Pfizer COVID-19 Vaccine Reaches 90 Percent Effectiveness in Early Analysis
Vaccine requires two doses, given three weeks apart
MONDAY, Nov. 9, 2020 (HealthDay News) -- A new vaccine developed by Pfizer and the German biotechnology firm BioNTech was more than 90 percent effective at protecting people from COVID-19, an interim analysis released Sunday shows.
The early look, from an independent data monitoring committee, gives a first glimpse of the real-world performance of one of four COVID-19 vaccines in the last stages of testing in the United States, The Washington Post reported. It is the strongest signal yet that a vaccine could help bring the pandemic to an end in record time.
In Pfizer's 44,000-person trial, there have so far been 94 cases of COVID-19 in people who were not previously infected. Fewer than nine of those cases were among people who received two shots of the vaccine. The data are not yet published or peer-reviewed, and the company news release could not be presented to outside experts under the terms of an embargo, The Post reported. Importantly, the monitoring committee noted no serious safety concerns. Kathrin Jansen, head of vaccine research and development at Pfizer, said the side effect profile of the vaccine includes pain at the injection site and fatigue, chills, and fever, which happened more frequently in younger volunteers than in adults older than 65 years.

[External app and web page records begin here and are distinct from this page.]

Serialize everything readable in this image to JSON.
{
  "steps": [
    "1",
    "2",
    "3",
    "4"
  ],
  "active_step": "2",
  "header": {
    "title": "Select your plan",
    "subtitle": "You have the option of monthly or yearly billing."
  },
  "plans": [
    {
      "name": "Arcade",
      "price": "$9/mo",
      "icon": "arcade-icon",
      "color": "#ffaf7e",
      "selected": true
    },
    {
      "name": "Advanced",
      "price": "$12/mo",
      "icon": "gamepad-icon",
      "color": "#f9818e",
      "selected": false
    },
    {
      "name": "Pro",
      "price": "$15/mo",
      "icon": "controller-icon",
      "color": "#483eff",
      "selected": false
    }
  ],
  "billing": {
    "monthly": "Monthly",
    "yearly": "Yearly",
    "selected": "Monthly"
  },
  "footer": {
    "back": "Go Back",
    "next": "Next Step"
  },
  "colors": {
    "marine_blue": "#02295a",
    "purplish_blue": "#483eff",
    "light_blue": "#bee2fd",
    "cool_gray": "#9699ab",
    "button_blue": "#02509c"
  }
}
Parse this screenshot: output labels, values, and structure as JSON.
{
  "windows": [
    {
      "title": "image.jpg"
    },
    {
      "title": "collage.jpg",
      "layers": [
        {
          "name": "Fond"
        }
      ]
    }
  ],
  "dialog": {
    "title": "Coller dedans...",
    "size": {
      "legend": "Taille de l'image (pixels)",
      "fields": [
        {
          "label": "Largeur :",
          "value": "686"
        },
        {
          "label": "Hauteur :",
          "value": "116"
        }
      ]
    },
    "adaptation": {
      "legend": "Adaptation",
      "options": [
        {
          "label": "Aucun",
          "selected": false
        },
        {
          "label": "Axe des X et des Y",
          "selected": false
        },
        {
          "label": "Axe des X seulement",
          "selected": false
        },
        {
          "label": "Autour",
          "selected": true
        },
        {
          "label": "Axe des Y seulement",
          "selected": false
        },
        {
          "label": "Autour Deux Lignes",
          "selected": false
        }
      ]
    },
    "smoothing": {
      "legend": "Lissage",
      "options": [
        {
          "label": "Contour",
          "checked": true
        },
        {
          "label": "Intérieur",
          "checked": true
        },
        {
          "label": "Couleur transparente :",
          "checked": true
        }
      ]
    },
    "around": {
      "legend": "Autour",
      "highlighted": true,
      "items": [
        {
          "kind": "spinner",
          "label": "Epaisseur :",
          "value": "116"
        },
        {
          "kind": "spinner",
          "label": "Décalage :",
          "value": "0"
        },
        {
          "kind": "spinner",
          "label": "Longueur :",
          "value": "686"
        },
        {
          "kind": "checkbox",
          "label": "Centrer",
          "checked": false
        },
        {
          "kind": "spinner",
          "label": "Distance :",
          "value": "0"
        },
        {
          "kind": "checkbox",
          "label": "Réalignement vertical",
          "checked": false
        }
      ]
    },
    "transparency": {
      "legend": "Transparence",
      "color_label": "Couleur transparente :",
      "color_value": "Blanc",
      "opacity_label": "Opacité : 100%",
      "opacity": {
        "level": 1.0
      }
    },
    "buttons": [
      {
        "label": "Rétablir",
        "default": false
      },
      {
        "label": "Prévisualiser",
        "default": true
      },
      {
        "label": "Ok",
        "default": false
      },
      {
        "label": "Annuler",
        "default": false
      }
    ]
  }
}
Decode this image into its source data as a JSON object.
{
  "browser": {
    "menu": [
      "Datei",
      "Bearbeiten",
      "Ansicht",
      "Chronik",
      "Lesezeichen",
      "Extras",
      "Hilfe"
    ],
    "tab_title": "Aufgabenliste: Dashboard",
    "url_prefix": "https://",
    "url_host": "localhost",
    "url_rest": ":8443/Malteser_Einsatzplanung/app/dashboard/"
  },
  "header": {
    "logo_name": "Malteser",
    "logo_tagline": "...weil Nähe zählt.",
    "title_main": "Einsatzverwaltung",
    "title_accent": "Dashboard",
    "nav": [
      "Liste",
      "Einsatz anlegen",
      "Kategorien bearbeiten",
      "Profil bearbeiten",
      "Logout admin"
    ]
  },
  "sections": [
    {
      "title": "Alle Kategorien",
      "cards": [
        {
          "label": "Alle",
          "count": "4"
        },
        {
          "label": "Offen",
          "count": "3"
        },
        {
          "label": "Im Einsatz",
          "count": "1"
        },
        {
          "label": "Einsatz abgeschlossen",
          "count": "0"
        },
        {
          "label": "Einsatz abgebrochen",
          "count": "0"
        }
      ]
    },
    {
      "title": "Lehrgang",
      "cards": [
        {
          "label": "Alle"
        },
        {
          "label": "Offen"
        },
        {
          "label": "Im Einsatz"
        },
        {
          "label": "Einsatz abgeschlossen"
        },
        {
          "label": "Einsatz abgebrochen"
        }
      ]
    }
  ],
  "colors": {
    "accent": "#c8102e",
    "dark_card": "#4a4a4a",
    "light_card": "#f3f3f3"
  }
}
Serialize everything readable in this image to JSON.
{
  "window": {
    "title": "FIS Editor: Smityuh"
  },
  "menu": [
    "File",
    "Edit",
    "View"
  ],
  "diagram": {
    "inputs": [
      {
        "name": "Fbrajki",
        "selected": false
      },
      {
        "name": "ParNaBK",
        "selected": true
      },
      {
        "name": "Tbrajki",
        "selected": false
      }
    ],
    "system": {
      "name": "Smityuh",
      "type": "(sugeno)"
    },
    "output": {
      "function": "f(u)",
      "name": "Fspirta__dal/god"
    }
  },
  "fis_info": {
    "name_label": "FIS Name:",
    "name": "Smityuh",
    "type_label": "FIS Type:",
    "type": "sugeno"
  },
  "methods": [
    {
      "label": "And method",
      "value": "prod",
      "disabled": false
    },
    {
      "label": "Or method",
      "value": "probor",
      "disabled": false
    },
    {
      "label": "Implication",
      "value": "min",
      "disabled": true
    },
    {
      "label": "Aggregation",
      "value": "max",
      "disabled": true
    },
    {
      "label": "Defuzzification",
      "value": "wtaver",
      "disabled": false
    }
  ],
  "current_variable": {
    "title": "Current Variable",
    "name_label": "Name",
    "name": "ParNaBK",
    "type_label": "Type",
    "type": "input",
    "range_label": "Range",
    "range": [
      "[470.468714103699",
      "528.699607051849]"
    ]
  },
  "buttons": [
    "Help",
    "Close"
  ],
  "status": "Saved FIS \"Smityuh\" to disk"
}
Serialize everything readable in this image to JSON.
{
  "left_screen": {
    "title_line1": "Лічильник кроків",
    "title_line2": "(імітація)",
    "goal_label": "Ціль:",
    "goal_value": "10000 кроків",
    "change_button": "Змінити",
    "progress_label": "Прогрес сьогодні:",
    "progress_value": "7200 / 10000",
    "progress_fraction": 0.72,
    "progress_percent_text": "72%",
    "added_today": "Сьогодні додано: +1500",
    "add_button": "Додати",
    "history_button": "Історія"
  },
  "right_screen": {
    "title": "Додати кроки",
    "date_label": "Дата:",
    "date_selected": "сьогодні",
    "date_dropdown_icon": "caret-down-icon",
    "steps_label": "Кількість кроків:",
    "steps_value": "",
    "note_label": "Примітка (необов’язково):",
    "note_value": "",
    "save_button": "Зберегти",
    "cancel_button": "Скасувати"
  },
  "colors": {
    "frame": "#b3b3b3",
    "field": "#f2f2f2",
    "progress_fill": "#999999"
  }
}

Pfizer and BioNTech said they plan to submit an application for emergency authorization use from the U.S. Food and Drug Administration after the third week of November, when they will have two months of safety follow-up data on half of the participants in their trial, along with data on their manufacturing process. The trial will continue until it reaches its end point of 164 cases of COVID-19, a benchmark that Jansen said could take a few weeks to reach. Federal regulators had set a far lower bar for the minimum performance of a vaccine, mandating that it be at least 50 percent effective, The Post reported.
The vaccine requires two doses, given three weeks apart. Pfizer and BioNTech hope to have 50 million doses ready by the end of the year and 1.3 billion doses available in 2021. The vaccine uses a technology never before used: Each injection contains lipid nanoparticles that surround messenger RNA, The Post reported. The genetic material carries the blueprint for the distinctive spiky protein that protrudes from the virus's surface. After being injected, the fat capsule delivers its payload to the body's cells, and the messenger RNA effectively teaches the immune system how to recognize and block the coronavirus.